*** Opening Input material ***

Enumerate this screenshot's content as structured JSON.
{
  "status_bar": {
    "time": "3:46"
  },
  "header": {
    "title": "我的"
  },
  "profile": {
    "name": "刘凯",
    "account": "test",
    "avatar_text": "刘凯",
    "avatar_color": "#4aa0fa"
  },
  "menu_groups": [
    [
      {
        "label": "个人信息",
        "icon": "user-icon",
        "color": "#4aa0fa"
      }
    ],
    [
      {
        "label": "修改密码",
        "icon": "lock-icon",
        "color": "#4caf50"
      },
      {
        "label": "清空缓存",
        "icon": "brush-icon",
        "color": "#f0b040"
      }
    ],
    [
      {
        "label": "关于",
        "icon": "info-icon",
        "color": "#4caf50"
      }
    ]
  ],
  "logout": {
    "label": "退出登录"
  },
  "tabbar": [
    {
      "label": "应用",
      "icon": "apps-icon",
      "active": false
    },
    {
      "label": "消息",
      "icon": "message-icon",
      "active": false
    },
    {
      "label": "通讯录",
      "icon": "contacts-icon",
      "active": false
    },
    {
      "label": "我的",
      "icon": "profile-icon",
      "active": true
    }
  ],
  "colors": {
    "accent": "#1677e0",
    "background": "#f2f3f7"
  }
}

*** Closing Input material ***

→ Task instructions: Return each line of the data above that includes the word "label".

→ Response area:
        "label": "个人信息",
        "label": "修改密码",
        "label": "清空缓存",
        "label": "关于",
    "label": "退出登录"
      "label": "应用",
      "label": "消息",
      "label": "通讯录",
      "label": "我的",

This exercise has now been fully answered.